The acting in this movie is top notch. Take for the instance the portrayal of Jorgen, played by Rolf Lassgard. He comes across as an obnoxious lout, who's money and power have seemed to taken his view of reality away. He gets what he wants, and anybody that stands in his way will get eaten up, but, beneath that big exterior lies a man that has so much more going on internally that can at first be imagined. His solution to the problems he has may seem unorthodox, but, his heart is in the right place. It's as if he sees the different elements, in his life, from a business person's perspective. Move one thing out, and replace that with something equally, or even more capable of running the company. Also of note are the performances by Mads Mikkelsen, who plays Jacob. It's interesting that you see his character as a caring person, who is putting the needs of his orphanage first. It's only when he reaches Denmark that you realize, he has a checkered past, and there's reason why he is more about helping others now, as opposed to when he was younger.

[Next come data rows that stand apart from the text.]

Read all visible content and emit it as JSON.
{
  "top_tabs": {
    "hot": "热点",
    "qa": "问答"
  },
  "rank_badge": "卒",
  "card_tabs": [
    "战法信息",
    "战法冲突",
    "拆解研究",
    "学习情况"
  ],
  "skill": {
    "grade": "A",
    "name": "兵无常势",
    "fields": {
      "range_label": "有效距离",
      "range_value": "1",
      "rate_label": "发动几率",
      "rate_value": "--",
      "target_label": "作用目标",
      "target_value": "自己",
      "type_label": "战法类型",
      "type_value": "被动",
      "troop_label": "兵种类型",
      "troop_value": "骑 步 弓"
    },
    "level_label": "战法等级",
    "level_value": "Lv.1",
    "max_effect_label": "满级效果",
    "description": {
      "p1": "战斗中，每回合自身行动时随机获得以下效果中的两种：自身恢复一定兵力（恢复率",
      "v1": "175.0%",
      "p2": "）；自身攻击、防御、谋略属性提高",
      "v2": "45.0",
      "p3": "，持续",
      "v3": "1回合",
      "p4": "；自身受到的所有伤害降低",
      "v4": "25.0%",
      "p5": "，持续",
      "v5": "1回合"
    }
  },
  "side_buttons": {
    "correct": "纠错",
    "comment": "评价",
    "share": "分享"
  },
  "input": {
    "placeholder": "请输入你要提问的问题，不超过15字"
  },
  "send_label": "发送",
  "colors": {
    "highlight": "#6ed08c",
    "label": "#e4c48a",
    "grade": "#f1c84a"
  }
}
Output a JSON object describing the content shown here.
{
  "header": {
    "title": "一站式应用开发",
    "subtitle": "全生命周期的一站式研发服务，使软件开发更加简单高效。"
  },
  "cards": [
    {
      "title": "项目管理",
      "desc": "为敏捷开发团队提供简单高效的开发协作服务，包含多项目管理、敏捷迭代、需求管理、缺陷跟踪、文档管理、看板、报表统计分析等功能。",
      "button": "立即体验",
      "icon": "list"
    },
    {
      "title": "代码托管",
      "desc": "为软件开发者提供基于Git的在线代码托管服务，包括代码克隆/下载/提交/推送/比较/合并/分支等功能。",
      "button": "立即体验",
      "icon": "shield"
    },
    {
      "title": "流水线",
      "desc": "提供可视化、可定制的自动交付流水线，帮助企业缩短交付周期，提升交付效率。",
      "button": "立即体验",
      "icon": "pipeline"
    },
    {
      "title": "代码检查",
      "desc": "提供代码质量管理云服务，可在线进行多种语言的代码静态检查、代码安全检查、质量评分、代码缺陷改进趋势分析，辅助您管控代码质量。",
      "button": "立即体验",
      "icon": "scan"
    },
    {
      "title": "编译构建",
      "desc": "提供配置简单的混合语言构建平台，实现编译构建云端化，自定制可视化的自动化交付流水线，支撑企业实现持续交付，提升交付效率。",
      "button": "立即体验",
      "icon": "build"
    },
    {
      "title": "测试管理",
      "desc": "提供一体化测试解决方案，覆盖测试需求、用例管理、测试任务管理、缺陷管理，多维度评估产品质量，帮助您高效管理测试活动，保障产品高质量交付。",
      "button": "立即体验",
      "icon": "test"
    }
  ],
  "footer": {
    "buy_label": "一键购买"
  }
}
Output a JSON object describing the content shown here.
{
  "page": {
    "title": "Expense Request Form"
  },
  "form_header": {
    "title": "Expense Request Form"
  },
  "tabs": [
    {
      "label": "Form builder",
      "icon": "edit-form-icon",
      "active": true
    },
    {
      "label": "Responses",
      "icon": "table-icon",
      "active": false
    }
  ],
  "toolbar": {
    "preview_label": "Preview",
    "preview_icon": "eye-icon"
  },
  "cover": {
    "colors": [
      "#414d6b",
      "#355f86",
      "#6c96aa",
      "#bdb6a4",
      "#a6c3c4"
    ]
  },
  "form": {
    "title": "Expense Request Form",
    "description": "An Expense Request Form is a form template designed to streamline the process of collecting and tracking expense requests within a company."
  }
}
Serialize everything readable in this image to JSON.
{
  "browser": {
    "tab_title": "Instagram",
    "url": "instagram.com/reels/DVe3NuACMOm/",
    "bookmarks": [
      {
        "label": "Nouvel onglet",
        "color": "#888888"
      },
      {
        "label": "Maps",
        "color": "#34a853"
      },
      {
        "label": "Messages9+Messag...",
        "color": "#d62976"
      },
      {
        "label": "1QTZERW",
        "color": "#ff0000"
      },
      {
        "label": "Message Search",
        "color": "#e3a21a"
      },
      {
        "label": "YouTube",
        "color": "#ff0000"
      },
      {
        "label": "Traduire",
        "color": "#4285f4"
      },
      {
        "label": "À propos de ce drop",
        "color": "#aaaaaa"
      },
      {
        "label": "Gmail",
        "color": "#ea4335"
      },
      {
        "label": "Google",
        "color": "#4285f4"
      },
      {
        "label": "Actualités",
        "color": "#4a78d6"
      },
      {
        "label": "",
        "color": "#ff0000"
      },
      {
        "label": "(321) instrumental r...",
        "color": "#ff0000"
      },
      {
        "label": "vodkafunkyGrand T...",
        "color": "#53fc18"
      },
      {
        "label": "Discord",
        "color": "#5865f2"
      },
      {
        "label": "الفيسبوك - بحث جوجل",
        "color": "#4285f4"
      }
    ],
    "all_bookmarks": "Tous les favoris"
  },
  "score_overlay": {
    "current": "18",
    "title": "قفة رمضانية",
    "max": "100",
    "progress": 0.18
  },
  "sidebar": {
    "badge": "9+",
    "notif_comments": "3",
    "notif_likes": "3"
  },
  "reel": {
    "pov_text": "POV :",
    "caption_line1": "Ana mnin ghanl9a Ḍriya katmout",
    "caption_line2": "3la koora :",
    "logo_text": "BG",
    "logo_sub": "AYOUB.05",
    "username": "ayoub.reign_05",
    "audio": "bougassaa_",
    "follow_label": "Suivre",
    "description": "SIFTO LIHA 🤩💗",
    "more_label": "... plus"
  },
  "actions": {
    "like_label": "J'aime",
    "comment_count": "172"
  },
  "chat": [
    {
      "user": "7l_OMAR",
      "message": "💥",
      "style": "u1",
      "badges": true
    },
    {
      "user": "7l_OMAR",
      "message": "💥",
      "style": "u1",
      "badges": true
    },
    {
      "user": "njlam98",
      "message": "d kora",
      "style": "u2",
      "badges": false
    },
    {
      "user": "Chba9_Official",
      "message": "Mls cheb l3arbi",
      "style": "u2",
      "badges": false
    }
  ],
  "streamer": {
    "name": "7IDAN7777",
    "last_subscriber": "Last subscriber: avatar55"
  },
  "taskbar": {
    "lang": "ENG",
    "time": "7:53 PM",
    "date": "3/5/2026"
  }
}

This movie definitely has a style all its own. There are close ups that are so beautifully shot and those shots only help to add intimacy, or awkwardness to a scene. The use of the "jump cut" is prevalent in this movie as well. Those cuts add to the moments where the technique is used. Susan Bier does a fantastic job with her camera work. It goes hand in hand with the editing techniques used. Also, the story by Bier and the writing by Anders Thomas Jennsen are noteworthy. There is almost a soap opera feel to the story. This isn't a put down by any means. It's just that when you get to the meat of the story, you get a reveal coming from the left and the right, and it leaves you a bit shocked, which soap operas are infamous for. Great drama, and a great movie.